If you want to keep peace with friends and family members, there’s an old adage: Never talk about politics or religion. We actually believe there’s another adage to add to the mix: If you want to see family members fight to the point of never speaking to each other again, don’t discuss your estate plan with them.

There’s something about dividing the estate of a family member that has passed away that turns the most loving of families into hateful combatants. We’re positive that you don’t want that to happen to your family after you’re gone.

The most obvious way to solve this potential problem before it occurs is to discuss your estate plan with your family. But, you may be surprised how difficult it is for many to initiate this conversation.

Here are three steps you can take before, and during the conversation, to help it go smoothly.

1. Preparation

If you take a little time to prepare, the conversation about your estate plan can actually be easy.

Your first job is to make sure you match the right person for the job. You’ll need an executor, guardians, trustees, and a power of attorney. These can be demanding positions, and giving the responsibility to the wrong people can prove disastrous.

Too many times, the jobs are given based on emotion. You may have an urge to make your oldest child the executor, but if they are bad at gathering assets, prepare paperwork, handle finances, and deal with potential disputes, then you are just inviting trouble.

Next, before your family meeting, work with your attorney and prepare the necessary paperwork. At Stone Legal Group, PLLC in Louisville, we help our clients make the best decisions possible, and commit them to writing.
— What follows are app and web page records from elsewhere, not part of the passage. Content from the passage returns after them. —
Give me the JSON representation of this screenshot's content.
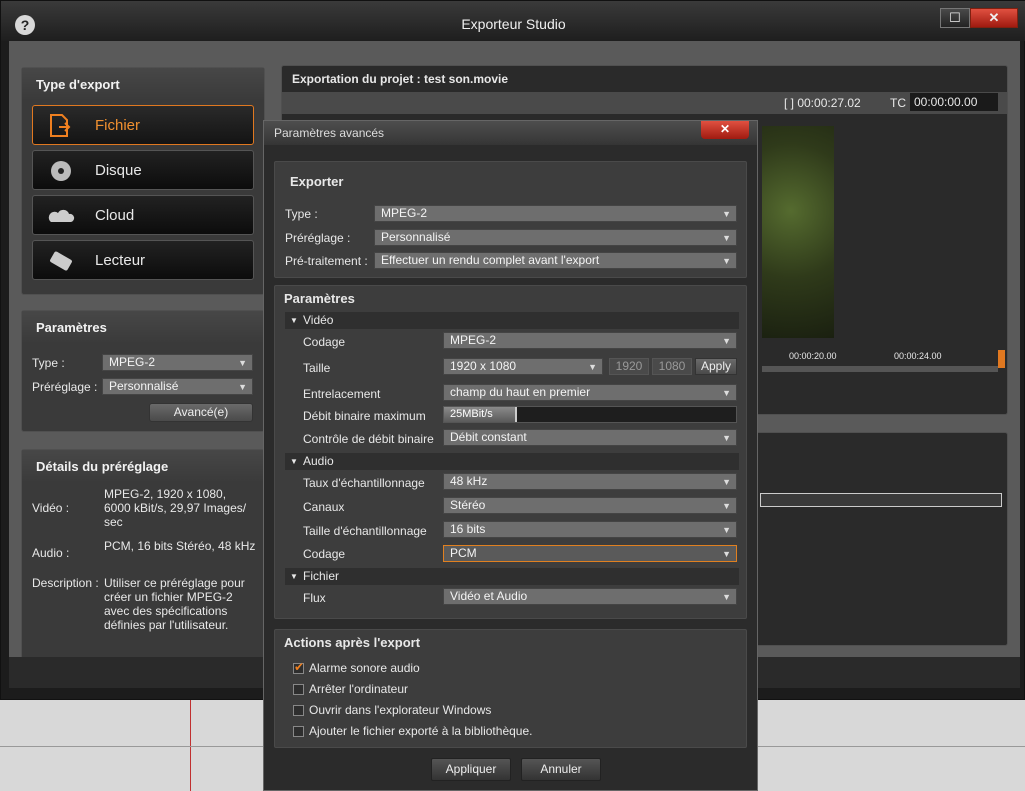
{
  "window": {
    "title": "Exporteur Studio",
    "minimize": "☐",
    "close": "✕",
    "help": "?"
  },
  "export_type": {
    "title": "Type d'export",
    "items": [
      {
        "label": "Fichier",
        "icon": "file-export-icon"
      },
      {
        "label": "Disque",
        "icon": "disc-icon"
      },
      {
        "label": "Cloud",
        "icon": "cloud-icon"
      },
      {
        "label": "Lecteur",
        "icon": "device-icon"
      }
    ]
  },
  "params": {
    "title": "Paramètres",
    "type_label": "Type :",
    "type_value": "MPEG-2",
    "preset_label": "Préréglage :",
    "preset_value": "Personnalisé",
    "advanced_button": "Avancé(e)"
  },
  "preset_details": {
    "title": "Détails du préréglage",
    "video_label": "Vidéo :",
    "video_value": "MPEG-2, 1920 x 1080, 6000 kBit/s, 29,97 Images/ sec",
    "audio_label": "Audio :",
    "audio_value": "PCM, 16 bits Stéréo, 48 kHz",
    "desc_label": "Description :",
    "desc_value": "Utiliser ce préréglage pour créer un fichier MPEG-2 avec des spécifications définies par l'utilisateur."
  },
  "preview": {
    "title": "Exportation du projet : test son.movie",
    "duration": "[ ] 00:00:27.02",
    "tc_label": "TC",
    "tc_value": "00:00:00.00",
    "time1": "00:00:20.00",
    "time2": "00:00:24.00"
  },
  "advanced": {
    "title": "Paramètres avancés",
    "close": "✕",
    "exporter_title": "Exporter",
    "type_label": "Type :",
    "type_value": "MPEG-2",
    "preset_label": "Préréglage :",
    "preset_value": "Personnalisé",
    "preprocess_label": "Pré-traitement :",
    "preprocess_value": "Effectuer un rendu complet avant l'export",
    "params_title": "Paramètres",
    "video_section": "Vidéo",
    "codage_label": "Codage",
    "codage_value": "MPEG-2",
    "size_label": "Taille",
    "size_value": "1920 x 1080",
    "width": "1920",
    "height": "1080",
    "apply": "Apply",
    "interlace_label": "Entrelacement",
    "interlace_value": "champ du haut en premier",
    "bitrate_label": "Débit binaire maximum",
    "bitrate_value": "25MBit/s",
    "bitrate_fraction": 0.25,
    "bitrate_ctrl_label": "Contrôle de débit binaire",
    "bitrate_ctrl_value": "Débit constant",
    "audio_section": "Audio",
    "samplerate_label": "Taux d'échantillonnage",
    "samplerate_value": "48 kHz",
    "channels_label": "Canaux",
    "channels_value": "Stéréo",
    "samplesize_label": "Taille d'échantillonnage",
    "samplesize_value": "16 bits",
    "acodage_label": "Codage",
    "acodage_value": "PCM",
    "file_section": "Fichier",
    "stream_label": "Flux",
    "stream_value": "Vidéo et Audio",
    "actions_title": "Actions après l'export",
    "actions": [
      {
        "label": "Alarme sonore audio",
        "checked": true
      },
      {
        "label": "Arrêter l'ordinateur",
        "checked": false
      },
      {
        "label": "Ouvrir dans l'explorateur Windows",
        "checked": false
      },
      {
        "label": "Ajouter le fichier exporté à la bibliothèque.",
        "checked": false
      }
    ],
    "apply_button": "Appliquer",
    "cancel_button": "Annuler"
  },
  "colors": {
    "accent": "#e07820",
    "close": "#c83020"
  }
}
Then be ready to answer questions. Will one child be upset that you made another sibling the executor? You must be prepared to give them a thoughtful, and valid, reason why you made the decision. This answer could go a long way towards reducing any hard feelings.
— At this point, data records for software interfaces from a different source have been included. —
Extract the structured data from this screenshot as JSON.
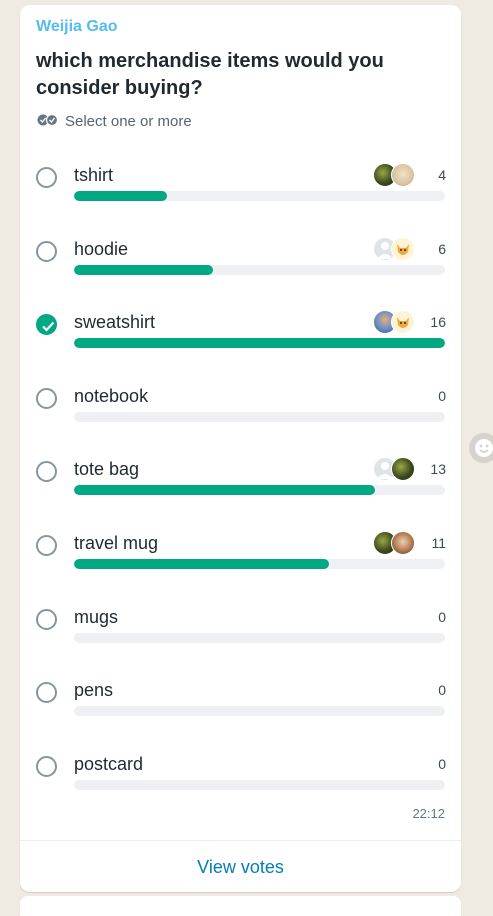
{
  "poll": {
    "sender": "Weijia Gao",
    "question": "which merchandise items would you consider buying?",
    "hint": "Select one or more",
    "max_votes": 16,
    "accent_color": "#00a884",
    "options": [
      {
        "label": "tshirt",
        "count": "4",
        "votes": 4,
        "checked": false,
        "avatars": [
          "photo-green",
          "photo-cream"
        ]
      },
      {
        "label": "hoodie",
        "count": "6",
        "votes": 6,
        "checked": false,
        "avatars": [
          "default-person",
          "cartoon-cat"
        ]
      },
      {
        "label": "sweatshirt",
        "count": "16",
        "votes": 16,
        "checked": true,
        "avatars": [
          "photo-blue",
          "cartoon-cat"
        ]
      },
      {
        "label": "notebook",
        "count": "0",
        "votes": 0,
        "checked": false,
        "avatars": []
      },
      {
        "label": "tote bag",
        "count": "13",
        "votes": 13,
        "checked": false,
        "avatars": [
          "default-person",
          "photo-green"
        ]
      },
      {
        "label": "travel mug",
        "count": "11",
        "votes": 11,
        "checked": false,
        "avatars": [
          "photo-green",
          "photo-face"
        ]
      },
      {
        "label": "mugs",
        "count": "0",
        "votes": 0,
        "checked": false,
        "avatars": []
      },
      {
        "label": "pens",
        "count": "0",
        "votes": 0,
        "checked": false,
        "avatars": []
      },
      {
        "label": "postcard",
        "count": "0",
        "votes": 0,
        "checked": false,
        "avatars": []
      }
    ],
    "time": "22:12",
    "view_votes_label": "View votes"
  }
}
2. Come Prepared For Business

Once your family is seated at the table, you’ll need to let them know what your decisions are. But equally important is that you remind them that they are family, and they need to support you, and each other.

Make sure to have your paperwork organized. They will undoubtedly have questions, and you will need to answer them with confidence. This is a hard topic to discuss, and someone may have a tough time getting onboard. Just remind them, and yourself, that this is your life and assets, and it is ultimately your decision.
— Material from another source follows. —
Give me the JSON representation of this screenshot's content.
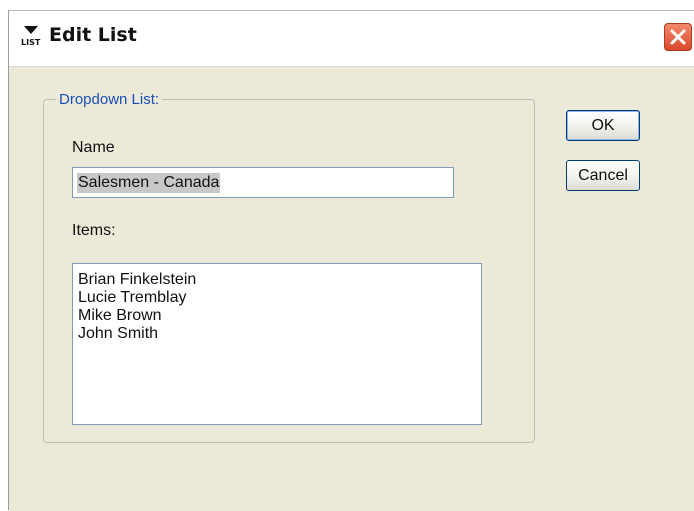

3. Remember the Goal

The family meeting is not just a time to present them with legal documents. It’s an opportunity to help them understand your intentions, and to buy-in with the overall estate plan.

Using these three steps can go along way to keeping the peace after you are gone.

Contact Stone Legal Group today, we can help answer all of your questions.